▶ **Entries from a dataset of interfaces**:
※

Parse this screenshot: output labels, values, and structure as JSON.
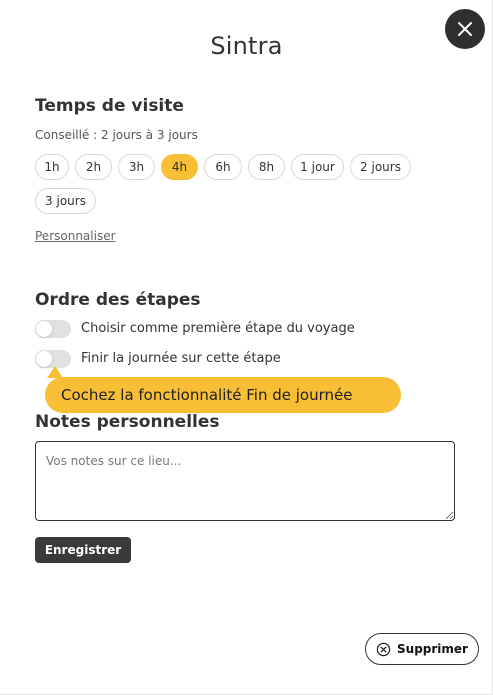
{
  "title": "Sintra",
  "visit": {
    "heading": "Temps de visite",
    "advice": "Conseillé : 2 jours à 3 jours",
    "options": [
      "1h",
      "2h",
      "3h",
      "4h",
      "6h",
      "8h",
      "1 jour",
      "2 jours",
      "3 jours"
    ],
    "selected": "4h",
    "customize_link": "Personnaliser"
  },
  "order": {
    "heading": "Ordre des étapes",
    "first_step_label": "Choisir comme première étape du voyage",
    "end_day_label": "Finir la journée sur cette étape"
  },
  "tooltip": {
    "text": "Cochez la fonctionnalité Fin de journée"
  },
  "notes": {
    "heading": "Notes personnelles",
    "placeholder": "Vos notes sur ce lieu...",
    "save_label": "Enregistrer"
  },
  "actions": {
    "delete_label": "Supprimer"
  },
  "colors": {
    "accent": "#f7be36",
    "dark": "#2f2f2f"
  },
  "icons": {
    "close": "close-icon",
    "delete": "circle-x-icon"
  }
}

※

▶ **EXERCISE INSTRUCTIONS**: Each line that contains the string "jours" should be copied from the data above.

▶ **OUTPUT FOR THIS TASK**:
    "advice": "Conseillé : 2 jours à 3 jours",
      "2 jours",
      "3 jours"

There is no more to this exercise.